The Justice of God: Finding True Justice in an Unjust World
2 Thess. 1:5-8 and Psalm 73:1-13
“It is only just for God to repay”
In society today there is the clamor for justice. When people use their power and law to abuse the rights of others, we rightfully demand that justice be enforced. When we feel are mistreated, or others are wrongfully mistreated, we call for justice. When people, under the guise of justice, disregard the law themselves, we become enraged, for any distortion of justice ultimately promotes evil.
As we have previously seen, God is righteousness in the truest and purest sense of the word. God is not merely one who acts righteously, he is the definition of righteousness. However, essential to all righteousness is the upholding of that standard. An unjust person is not only the person who breaks the law, but also those who refuse to uphold the law and enforce the consequences when the law is broken. This is especially true of God’s law. When we speak of God’s justice, we are referring to the fact that he himself acts in conformity with his law and he administers his kingdom in accordance to that law by bringing punishment to the wicked and rewards to the righteous.
In 2 Thessalonians Paul is addressing those who are facing persecution and affliction because of their faith. When this happens, we can become discouraged and question God’s justice. But Paul remind them that the righteousness of God leads to the justice of God. While his righteousness establishes the moral laws of the universe, His justice then treats people according to the requirements of the law and their response to his law. He brings rewards to those who obey and retribution to those who break his moral law. As the church at Thessalonica was facing persecution and suffering, it would be easy for them to begin to question the justice of God, for it seems as if their oppressors remain unjudged. But Paul points out that there will come a time when God executes his justice and those persecuting the church will be repaid for their actions. He will bring retributions to those who reject Christ and refuse to obey God’s commands (8-9). But he will also reward the righteous for their obedience (10). In the end justice will prevail.
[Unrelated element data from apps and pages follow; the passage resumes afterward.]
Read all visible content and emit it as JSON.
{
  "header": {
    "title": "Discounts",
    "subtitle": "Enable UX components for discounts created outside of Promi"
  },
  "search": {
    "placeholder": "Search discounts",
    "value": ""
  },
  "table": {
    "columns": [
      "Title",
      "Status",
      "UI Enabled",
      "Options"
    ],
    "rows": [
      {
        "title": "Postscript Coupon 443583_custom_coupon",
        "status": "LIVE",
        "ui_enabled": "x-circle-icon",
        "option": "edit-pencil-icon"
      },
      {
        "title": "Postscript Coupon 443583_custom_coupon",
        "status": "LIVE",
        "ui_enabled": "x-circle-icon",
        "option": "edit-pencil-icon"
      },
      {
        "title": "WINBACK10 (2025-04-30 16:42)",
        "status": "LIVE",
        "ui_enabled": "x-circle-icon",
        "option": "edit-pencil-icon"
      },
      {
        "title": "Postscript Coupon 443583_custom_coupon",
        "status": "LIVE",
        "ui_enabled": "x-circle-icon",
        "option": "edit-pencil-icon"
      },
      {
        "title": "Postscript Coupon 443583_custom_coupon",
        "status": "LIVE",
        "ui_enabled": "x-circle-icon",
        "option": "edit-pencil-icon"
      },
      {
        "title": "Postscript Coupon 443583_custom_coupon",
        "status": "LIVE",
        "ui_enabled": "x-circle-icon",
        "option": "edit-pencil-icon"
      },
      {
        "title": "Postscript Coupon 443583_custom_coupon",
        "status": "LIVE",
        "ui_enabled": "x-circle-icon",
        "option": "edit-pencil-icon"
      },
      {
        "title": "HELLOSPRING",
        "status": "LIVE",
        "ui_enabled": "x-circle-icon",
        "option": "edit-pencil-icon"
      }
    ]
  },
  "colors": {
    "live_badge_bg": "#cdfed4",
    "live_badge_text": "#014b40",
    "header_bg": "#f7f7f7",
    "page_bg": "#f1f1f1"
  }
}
As we look at the world it is easy to conclude that wickedness is winning the day and righteousness is being ignored. Like the Psalmist we can conclude, “Behold, these are the wicked; and always at ease, they have increased in wealth. Surely in vain I have kept my heart pure and washed my hands in innocence” (Psalm 73:12-13) and so we can begin to stumble in our faith (73:2). But there is hope. No matter how much we see injustice in our world today, God will, in his perfect time, bring his justice that is perfect, impartial, and grounded in his moral law. We do not need to get discouraged when we face adversity and injustice in the world, for these will continue to remain as long as sin remains. Instead, we can anticipate the day when God will bring his justice, when he will judge those that reject his law, and bring his rewards to those who believe and follow him (vs 10). When he comes to establish his kingdom, he will reign in perfect righteousness and execute perfect justice. Wrong will no longer be regarded as right and evil will no longer be able to run rampant without any punishment. While we see the injustice in the world and the apparent injustice in our own suffering, we can find comfort knowing that there will come a time when God will set all thing right.